•    The vineyards of Amynteo

The vineyards of Amynteo are located northwest of Naoussa, between the mountains Bermio and Voras, and surrounded by four lakes, the largest being Vegoritis. The vineyards are situated at an altitude of 500 to 700m., are linear and usually non-irrigated, and dominated by the cultivation of Xinomavro. The climate is very mild, with less rainfall and more sunshine than neighboring Naoussa. The lands around the lakes are generally sandy, hot and low in fertility, so that we have a different expression of Xinomavro than that of Naoussa. The mild and humid climate Amynteo is appropriate for the cultivation of many international varieties.


•    The vineyards of Rapsani

The vineyards of Rapsani are located in hilly and mountainous eastern slopes of Mount Olympus and, extends from an altitude of 150 to 750m. These vineyards are the smallest region growing the variety Xinomavro, through only 380 acres, on which the local varieties Krassato and Stavroto are also grown. In the wider region international varieties Cabernet Sauvignon, Merlot, Syrah and Chardonnay have adapted successfully finding the cool climate conditions, suitable to ripen their early harvested grapes. The better quality grapes coming from the mountain vineyards which are trained in goblets.


•    The vineyards of Zitsa and Metsovo

The vineyards of Zitsa and Metsovo are mountainous and, indeed, one of the most mountainous of Greece. The vineyards Zitsa located on the eastern slopes of Pindos range, at an altitude of 700m., which collect the highest rainfall for the country, approximately 1.000mm per annum. There is grown the local white variety Debina, planted mainly to unilateral linear forms and a few are trained in goblets on about 1,250 acres. The Debina gives dry white and dry sparkling wines, while the harvest takes place in late September. Close to Zitsa we find even more mountainous vineyards in Metsovo, with an altitude of 900-1000m. Here all the vineyards are linear and are found mainly on sunny slopes, very steep and sandy loam soils with good drainage.
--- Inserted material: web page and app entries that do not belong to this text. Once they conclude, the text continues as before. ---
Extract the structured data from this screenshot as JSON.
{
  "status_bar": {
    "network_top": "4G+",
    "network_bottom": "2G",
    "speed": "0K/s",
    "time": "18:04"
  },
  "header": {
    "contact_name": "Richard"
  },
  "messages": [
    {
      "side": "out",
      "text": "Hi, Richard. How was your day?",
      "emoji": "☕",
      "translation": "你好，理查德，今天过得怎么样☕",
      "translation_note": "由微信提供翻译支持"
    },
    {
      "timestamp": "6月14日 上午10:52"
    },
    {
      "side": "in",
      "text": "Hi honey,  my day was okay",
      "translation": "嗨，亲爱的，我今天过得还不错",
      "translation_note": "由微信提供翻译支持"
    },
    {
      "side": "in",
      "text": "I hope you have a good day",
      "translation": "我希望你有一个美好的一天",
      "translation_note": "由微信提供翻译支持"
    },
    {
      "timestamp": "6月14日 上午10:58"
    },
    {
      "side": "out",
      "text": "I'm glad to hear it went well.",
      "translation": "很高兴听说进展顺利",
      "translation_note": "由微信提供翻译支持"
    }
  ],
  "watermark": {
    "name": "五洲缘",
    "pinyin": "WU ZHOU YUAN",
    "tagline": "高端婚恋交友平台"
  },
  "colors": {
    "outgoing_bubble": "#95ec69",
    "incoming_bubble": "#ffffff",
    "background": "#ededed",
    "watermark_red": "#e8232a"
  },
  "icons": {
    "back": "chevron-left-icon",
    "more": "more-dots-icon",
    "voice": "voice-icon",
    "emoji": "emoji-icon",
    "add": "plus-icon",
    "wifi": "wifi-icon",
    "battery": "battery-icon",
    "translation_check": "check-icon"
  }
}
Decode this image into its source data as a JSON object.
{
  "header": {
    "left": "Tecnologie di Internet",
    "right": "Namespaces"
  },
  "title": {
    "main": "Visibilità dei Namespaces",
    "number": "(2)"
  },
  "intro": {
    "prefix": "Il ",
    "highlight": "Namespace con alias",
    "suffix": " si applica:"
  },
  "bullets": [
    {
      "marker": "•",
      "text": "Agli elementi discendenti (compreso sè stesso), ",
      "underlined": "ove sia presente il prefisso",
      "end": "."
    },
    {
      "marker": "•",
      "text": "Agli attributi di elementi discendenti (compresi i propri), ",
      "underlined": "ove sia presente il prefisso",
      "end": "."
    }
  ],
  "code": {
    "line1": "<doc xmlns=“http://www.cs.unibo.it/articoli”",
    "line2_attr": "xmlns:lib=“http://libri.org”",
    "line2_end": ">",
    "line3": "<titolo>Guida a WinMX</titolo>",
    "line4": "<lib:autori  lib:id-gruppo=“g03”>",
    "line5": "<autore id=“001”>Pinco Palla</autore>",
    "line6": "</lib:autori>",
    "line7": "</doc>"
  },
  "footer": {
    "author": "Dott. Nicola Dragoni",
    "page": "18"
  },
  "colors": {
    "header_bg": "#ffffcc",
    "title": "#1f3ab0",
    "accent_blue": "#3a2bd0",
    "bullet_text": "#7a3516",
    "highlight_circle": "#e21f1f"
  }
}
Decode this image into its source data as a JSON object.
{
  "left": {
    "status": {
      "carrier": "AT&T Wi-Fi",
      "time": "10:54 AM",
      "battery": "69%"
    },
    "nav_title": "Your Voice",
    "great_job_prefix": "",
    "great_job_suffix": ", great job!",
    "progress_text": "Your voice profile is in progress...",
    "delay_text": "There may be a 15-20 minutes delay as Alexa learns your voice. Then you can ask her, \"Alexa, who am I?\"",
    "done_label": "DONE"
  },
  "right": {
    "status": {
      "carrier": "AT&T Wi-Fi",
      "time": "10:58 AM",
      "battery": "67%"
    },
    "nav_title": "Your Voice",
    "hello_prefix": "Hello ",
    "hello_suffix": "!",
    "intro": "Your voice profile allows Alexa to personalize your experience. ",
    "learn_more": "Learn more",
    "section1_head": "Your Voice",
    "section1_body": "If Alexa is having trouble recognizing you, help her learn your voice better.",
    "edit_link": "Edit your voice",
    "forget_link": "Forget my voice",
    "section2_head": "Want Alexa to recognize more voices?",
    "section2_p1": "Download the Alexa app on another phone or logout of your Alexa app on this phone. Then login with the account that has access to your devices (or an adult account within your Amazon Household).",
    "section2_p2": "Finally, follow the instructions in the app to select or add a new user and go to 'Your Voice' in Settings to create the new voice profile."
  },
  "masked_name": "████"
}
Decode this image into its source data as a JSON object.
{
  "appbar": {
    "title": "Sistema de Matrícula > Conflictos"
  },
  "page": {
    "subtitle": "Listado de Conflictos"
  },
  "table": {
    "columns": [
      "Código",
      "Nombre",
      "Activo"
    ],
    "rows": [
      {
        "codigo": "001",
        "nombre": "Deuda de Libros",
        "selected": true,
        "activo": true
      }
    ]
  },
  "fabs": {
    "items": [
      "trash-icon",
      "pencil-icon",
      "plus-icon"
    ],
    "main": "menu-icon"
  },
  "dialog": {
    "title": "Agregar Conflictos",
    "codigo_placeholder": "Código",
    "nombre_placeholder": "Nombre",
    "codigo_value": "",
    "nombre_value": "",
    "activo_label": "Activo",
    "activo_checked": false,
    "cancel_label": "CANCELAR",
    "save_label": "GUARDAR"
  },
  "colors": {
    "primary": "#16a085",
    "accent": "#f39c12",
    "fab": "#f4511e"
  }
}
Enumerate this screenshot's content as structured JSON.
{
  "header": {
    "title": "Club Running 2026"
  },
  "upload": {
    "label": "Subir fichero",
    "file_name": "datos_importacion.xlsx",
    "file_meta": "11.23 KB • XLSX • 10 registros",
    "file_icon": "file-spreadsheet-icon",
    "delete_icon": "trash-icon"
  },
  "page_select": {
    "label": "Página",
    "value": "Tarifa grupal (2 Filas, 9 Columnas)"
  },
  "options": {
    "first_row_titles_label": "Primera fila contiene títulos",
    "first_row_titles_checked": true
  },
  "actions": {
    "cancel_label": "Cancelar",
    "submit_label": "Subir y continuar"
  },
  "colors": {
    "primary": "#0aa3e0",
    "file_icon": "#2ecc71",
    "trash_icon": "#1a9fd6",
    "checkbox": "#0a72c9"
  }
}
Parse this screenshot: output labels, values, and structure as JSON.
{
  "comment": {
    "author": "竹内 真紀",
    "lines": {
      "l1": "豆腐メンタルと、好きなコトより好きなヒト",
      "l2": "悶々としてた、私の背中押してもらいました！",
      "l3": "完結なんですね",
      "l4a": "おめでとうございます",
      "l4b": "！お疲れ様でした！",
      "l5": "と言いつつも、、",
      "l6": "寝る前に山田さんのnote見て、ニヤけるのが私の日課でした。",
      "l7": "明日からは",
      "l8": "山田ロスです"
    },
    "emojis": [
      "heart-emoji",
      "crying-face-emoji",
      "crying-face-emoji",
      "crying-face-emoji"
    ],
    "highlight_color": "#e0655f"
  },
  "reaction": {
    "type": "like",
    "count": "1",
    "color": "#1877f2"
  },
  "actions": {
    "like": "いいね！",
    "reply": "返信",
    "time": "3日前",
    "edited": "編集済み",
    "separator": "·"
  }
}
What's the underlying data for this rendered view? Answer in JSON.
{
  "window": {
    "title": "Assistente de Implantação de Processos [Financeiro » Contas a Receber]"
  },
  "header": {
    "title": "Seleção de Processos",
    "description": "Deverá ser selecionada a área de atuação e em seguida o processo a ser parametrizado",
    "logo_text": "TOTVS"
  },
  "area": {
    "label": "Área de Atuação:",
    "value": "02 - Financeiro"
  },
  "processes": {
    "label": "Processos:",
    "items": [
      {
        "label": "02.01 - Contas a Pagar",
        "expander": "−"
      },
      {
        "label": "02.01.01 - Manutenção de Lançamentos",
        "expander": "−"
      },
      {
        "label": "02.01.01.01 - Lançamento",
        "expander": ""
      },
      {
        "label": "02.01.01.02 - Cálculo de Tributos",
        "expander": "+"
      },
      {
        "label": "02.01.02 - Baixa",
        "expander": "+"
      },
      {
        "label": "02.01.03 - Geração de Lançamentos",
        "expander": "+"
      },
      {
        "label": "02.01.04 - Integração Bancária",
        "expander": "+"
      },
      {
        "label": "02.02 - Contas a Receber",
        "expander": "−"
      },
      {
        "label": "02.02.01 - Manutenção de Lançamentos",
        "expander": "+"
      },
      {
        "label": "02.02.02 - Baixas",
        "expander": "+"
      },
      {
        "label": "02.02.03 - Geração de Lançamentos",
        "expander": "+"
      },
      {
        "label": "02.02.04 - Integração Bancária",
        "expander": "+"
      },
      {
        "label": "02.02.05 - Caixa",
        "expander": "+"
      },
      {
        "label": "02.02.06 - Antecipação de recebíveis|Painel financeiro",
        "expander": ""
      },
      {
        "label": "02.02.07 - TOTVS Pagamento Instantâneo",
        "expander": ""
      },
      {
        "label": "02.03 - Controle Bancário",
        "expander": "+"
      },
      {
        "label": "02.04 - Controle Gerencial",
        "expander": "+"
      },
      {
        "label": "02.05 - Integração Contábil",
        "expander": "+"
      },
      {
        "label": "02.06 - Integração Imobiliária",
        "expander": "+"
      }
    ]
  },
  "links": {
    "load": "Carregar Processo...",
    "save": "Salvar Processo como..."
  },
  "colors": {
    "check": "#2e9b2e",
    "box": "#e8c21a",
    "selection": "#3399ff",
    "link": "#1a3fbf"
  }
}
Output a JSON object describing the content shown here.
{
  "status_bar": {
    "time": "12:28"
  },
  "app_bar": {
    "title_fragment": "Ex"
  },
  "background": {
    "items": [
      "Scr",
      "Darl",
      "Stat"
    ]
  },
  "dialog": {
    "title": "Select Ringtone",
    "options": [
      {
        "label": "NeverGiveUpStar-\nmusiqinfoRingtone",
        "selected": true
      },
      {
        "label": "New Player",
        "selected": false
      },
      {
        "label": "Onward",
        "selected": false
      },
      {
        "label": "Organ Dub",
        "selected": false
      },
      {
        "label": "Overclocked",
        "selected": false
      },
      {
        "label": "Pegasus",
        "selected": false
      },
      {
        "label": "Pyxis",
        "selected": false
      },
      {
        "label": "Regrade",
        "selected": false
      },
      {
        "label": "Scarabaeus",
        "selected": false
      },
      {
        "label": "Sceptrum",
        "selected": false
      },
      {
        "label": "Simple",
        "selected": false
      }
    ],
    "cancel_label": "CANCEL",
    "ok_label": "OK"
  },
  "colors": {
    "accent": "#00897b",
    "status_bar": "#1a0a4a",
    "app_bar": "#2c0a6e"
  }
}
The vineyards in Metsovo are mainly known for the cultivation of the variety Cabernet Sauvignon, which is where this cultivation began in Greece.